Suicide Circle aerial and relocated rivers
Machines Elites and the Garbage Can
Capital Center aerial ca mid1960s and mid1990s
The Place and Its People
Providence waterfront development 17441940
Providence City Hall
Renaissance Planning Partnerships and People
Capital Center parcels 2003
Roads and Rivers
Highway interchange and Foundry Building
Coming on the Agenda
Providence Place the Rhode Island
A Renaissance Fumble?
Measuring Renaissance Policy
Other editions - View all

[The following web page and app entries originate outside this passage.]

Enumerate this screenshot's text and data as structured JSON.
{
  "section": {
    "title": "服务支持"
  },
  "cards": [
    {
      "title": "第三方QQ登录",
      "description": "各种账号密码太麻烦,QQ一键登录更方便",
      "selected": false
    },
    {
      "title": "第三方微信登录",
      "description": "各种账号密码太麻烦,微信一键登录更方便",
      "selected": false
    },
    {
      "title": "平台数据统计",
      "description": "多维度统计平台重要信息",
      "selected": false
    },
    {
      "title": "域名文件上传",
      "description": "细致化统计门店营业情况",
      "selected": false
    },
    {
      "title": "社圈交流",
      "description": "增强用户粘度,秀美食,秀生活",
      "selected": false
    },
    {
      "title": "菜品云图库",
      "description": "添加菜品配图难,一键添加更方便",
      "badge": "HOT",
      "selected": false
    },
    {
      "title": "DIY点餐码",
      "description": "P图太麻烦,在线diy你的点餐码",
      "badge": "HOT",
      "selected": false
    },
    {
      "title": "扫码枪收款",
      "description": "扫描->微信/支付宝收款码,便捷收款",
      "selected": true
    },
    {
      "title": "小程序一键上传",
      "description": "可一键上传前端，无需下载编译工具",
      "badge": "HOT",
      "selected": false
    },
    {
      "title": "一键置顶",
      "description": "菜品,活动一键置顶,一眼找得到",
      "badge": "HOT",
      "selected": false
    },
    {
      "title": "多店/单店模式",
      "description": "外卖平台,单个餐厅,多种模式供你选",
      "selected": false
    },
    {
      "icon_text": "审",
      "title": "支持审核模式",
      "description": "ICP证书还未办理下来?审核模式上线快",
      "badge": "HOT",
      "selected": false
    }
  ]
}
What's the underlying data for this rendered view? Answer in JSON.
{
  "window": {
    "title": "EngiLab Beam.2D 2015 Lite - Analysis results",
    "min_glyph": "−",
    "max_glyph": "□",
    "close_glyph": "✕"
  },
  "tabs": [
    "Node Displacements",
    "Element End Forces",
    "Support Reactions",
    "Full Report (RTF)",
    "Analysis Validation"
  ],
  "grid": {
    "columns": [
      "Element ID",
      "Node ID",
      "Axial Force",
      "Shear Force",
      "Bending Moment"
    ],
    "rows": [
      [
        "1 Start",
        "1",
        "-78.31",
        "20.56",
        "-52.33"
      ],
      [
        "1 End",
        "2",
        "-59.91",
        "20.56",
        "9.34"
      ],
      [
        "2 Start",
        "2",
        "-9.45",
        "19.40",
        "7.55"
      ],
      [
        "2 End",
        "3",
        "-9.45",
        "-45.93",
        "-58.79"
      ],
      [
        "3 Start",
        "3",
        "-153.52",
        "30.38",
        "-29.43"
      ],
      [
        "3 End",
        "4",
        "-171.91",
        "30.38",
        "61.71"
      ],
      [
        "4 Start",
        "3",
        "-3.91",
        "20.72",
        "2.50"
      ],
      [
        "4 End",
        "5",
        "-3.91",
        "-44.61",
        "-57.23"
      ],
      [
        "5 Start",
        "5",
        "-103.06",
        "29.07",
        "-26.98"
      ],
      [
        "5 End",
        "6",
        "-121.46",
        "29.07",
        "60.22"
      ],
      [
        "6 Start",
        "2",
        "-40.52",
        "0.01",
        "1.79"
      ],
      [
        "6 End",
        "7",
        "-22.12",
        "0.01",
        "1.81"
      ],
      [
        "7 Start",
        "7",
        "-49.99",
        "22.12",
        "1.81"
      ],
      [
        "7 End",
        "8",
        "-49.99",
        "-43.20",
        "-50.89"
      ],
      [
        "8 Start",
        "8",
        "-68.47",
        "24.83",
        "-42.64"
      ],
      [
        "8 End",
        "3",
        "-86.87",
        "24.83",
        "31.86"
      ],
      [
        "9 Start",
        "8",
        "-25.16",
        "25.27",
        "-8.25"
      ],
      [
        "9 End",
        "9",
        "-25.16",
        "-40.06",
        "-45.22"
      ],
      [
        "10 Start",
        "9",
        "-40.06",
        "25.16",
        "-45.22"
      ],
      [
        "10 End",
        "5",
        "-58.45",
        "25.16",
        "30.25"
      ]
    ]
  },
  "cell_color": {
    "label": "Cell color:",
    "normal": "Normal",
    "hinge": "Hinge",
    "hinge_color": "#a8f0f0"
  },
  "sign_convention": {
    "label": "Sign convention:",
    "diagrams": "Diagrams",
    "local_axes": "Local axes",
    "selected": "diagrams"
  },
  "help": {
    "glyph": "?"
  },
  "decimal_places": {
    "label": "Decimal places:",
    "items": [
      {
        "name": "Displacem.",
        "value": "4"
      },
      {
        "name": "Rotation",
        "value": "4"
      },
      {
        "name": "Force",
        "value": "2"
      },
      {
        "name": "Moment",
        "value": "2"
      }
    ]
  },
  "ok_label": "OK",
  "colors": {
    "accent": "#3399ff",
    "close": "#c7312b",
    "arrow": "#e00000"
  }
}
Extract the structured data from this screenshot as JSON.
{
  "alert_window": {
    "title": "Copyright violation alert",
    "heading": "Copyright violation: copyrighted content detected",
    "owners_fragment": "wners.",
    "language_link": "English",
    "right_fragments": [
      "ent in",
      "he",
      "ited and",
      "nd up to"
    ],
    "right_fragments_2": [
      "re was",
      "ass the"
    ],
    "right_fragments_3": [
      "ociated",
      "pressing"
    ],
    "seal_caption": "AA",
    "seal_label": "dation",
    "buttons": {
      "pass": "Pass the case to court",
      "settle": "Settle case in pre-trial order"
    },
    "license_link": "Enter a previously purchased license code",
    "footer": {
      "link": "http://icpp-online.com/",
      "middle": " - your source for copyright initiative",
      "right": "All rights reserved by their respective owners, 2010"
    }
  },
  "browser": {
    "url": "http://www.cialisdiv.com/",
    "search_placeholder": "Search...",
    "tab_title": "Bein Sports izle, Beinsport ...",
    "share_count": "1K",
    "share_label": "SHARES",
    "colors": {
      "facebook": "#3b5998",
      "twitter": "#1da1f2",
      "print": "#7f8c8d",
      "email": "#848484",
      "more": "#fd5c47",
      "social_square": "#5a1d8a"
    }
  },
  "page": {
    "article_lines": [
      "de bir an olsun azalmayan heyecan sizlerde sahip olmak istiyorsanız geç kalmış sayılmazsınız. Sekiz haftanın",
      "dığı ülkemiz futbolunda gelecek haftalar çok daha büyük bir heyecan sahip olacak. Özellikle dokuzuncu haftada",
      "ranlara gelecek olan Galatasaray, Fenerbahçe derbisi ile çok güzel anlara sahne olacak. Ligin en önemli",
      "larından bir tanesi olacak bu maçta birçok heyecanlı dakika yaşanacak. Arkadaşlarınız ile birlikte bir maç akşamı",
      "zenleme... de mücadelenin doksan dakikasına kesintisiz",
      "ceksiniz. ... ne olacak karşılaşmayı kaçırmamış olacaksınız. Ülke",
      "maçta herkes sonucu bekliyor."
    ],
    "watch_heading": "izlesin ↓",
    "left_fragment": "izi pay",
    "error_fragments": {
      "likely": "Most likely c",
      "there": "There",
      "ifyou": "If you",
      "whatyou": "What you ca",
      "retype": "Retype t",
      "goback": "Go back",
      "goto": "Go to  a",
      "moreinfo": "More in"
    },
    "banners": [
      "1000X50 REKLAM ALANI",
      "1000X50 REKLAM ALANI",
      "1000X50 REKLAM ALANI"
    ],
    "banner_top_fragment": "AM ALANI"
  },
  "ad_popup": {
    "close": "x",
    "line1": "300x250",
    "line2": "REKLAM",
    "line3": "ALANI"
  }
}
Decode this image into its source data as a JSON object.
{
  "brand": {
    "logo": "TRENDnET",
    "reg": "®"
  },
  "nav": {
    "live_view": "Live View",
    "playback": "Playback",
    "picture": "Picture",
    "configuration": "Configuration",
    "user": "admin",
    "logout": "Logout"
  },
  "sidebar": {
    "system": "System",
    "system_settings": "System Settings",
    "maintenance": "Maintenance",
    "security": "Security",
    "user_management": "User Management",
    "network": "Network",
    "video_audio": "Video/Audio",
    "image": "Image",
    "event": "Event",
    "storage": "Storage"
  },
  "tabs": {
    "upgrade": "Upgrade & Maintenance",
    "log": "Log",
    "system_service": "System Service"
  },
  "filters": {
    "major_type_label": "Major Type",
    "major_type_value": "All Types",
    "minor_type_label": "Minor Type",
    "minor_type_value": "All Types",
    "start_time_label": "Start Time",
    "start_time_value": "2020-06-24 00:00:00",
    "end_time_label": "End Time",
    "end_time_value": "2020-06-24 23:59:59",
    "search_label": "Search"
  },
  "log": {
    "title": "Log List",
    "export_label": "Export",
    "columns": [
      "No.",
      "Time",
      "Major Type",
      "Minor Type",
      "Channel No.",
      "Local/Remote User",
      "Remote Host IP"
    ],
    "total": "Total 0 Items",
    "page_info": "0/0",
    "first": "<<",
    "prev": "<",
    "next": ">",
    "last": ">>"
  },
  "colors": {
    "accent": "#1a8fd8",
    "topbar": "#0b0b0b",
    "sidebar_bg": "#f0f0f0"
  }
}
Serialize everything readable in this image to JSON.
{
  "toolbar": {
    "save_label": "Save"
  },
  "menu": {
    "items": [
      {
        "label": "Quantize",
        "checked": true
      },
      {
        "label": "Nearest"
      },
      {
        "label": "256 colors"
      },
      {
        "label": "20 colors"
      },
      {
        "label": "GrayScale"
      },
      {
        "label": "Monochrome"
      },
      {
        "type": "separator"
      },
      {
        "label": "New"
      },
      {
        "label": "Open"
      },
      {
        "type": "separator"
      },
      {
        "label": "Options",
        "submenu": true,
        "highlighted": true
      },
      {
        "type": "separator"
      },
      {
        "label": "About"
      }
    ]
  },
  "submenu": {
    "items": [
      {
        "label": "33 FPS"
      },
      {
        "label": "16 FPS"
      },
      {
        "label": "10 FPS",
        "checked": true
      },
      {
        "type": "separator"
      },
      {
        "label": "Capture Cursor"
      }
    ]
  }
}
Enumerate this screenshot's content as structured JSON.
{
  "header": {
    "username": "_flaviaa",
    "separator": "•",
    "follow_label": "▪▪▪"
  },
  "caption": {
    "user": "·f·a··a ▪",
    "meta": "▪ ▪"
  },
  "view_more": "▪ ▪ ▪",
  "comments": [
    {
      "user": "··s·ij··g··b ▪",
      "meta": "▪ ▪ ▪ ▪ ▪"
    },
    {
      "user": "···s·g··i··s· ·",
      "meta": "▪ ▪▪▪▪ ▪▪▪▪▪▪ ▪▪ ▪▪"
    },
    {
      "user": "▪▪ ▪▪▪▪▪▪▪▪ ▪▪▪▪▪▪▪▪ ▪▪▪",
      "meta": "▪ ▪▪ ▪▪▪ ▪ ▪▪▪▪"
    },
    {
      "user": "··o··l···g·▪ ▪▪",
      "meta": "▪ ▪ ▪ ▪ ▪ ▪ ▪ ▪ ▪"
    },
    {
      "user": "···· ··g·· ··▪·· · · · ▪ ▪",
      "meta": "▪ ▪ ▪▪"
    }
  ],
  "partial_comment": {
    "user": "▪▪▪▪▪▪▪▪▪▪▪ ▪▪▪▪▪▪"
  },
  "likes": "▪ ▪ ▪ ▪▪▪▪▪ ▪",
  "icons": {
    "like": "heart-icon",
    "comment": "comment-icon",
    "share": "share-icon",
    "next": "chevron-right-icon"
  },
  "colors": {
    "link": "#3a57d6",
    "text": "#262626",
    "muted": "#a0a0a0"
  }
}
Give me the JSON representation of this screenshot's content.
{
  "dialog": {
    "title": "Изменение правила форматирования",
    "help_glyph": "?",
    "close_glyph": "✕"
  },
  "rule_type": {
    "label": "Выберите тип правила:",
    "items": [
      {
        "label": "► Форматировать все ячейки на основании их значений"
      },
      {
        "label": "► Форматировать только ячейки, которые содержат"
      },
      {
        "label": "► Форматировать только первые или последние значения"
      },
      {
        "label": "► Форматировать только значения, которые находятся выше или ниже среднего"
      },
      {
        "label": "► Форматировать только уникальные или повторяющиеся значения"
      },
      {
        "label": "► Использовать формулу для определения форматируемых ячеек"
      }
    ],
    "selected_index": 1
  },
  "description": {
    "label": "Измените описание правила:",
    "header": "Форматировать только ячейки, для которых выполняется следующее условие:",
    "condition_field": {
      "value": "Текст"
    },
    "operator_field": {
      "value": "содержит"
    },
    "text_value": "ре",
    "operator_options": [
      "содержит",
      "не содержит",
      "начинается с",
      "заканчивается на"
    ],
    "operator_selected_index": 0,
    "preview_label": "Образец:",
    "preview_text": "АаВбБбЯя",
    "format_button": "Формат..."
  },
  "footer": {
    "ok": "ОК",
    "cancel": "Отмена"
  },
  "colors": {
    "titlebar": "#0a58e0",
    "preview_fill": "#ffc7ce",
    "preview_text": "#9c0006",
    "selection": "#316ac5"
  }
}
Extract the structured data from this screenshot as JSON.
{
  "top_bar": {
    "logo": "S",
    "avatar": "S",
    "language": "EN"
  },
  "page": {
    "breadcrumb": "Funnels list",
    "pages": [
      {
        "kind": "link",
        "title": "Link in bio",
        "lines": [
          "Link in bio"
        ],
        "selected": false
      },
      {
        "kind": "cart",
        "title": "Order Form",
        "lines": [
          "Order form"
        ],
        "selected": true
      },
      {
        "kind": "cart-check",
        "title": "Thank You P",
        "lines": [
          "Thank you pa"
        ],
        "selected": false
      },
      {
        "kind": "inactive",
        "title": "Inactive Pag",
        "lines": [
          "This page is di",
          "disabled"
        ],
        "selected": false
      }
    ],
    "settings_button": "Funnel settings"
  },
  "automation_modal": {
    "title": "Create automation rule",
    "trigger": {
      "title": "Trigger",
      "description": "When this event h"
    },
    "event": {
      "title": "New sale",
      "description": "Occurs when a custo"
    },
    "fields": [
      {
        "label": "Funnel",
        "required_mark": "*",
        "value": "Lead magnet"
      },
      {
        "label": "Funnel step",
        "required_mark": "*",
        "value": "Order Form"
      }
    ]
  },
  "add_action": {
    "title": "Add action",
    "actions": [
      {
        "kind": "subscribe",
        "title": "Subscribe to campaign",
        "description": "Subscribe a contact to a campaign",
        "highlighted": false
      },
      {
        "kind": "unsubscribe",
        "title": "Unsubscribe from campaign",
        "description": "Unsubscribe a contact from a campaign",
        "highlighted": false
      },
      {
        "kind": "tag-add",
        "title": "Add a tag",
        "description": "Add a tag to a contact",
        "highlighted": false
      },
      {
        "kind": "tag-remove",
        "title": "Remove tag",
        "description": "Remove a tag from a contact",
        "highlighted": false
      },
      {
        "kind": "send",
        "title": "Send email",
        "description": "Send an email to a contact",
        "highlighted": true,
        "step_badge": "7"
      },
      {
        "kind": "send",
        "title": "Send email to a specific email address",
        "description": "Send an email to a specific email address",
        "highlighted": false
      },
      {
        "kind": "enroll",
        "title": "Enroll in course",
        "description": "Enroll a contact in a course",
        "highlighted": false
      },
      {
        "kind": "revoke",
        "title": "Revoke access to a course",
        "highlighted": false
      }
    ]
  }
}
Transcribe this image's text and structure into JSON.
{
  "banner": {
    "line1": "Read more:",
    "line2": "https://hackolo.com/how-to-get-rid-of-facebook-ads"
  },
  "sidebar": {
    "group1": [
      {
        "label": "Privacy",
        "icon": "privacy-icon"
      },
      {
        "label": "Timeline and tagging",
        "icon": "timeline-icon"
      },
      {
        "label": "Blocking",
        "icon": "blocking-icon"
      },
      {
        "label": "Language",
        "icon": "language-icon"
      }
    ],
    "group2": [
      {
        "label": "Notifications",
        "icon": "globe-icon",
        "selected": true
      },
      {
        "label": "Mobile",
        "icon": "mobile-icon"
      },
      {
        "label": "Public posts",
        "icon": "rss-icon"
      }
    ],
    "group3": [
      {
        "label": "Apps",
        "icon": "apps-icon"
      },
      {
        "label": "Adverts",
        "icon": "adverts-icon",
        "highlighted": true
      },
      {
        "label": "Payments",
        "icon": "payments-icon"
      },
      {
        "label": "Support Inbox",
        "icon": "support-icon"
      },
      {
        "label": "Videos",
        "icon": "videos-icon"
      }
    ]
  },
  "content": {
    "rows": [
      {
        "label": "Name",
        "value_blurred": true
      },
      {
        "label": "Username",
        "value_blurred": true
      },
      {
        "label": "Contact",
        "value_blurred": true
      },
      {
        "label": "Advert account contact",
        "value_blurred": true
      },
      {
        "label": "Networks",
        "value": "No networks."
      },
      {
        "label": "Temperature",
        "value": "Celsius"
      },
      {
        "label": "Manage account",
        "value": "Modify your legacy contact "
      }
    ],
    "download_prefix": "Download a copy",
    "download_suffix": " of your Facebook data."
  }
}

Almond Amtrak Arruda Bruce Sundlun building Capital Center Capital Center Commission Capital Center district Capital Center plan city council City of Providence city's College Hill construction Convention Center Convention Center Authority created decision dence destination city downcity downtown Providence economic development Ed Wood efforts elites federal FHWA financing fiscal funds garage Garrahy Governor highway historic idea improved interview by authors Island Convention Center John Castellucci land Lincoln Almond mall's Marsella Mayor Cianci Memorial Boulevard ment million Moshassuck Rivers moving neighborhoods October Orenstein Paolino parcel percent planners policy makers political property tax Providence Foundation Providence Journal Providence Place mall Providence renaissance Providence River Providence's rail railroad tracks renaissance activity renaissance policy residential retail revitalization Rhode Island Convention RIDOT Senator September 2002 stadium state's success Suicide Circle tax revenue tion transportation urban URI-CCE Warner WaterFire Waterplace Park Westin Hotel William Woonasquatucket